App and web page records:
——————————

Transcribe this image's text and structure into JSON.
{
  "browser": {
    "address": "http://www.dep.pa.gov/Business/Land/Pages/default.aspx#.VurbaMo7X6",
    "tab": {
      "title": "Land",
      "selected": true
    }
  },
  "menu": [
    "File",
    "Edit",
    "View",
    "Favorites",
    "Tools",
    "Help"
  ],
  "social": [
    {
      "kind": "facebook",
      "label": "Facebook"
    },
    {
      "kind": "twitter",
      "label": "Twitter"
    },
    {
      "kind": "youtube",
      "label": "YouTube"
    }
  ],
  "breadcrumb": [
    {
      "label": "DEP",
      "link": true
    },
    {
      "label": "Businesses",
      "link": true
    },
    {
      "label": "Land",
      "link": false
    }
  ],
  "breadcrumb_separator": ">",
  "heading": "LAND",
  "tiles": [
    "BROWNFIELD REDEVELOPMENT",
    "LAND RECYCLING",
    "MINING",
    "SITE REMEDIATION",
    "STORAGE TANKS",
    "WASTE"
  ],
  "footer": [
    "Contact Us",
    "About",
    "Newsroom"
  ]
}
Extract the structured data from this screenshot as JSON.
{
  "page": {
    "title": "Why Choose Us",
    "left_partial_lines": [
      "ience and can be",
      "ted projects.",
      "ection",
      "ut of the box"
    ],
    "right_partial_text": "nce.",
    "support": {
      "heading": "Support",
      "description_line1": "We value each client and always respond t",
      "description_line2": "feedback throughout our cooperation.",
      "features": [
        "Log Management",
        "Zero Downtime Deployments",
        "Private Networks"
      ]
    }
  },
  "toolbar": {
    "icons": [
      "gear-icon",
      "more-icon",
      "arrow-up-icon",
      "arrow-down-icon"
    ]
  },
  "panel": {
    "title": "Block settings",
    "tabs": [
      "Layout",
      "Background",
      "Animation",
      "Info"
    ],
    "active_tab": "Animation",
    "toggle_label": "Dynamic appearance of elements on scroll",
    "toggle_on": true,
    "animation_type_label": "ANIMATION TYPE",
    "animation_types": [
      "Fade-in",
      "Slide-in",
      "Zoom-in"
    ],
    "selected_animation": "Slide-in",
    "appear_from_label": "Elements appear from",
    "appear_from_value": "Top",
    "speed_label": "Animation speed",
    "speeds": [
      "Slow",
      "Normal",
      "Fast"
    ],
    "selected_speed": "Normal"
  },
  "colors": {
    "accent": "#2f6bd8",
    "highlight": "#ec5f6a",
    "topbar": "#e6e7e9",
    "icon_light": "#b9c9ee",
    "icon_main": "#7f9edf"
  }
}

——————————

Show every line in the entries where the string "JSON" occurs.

TASK OUTPUT:
Transcribe this image's text and structure into JSON.
Extract the structured data from this screenshot as JSON.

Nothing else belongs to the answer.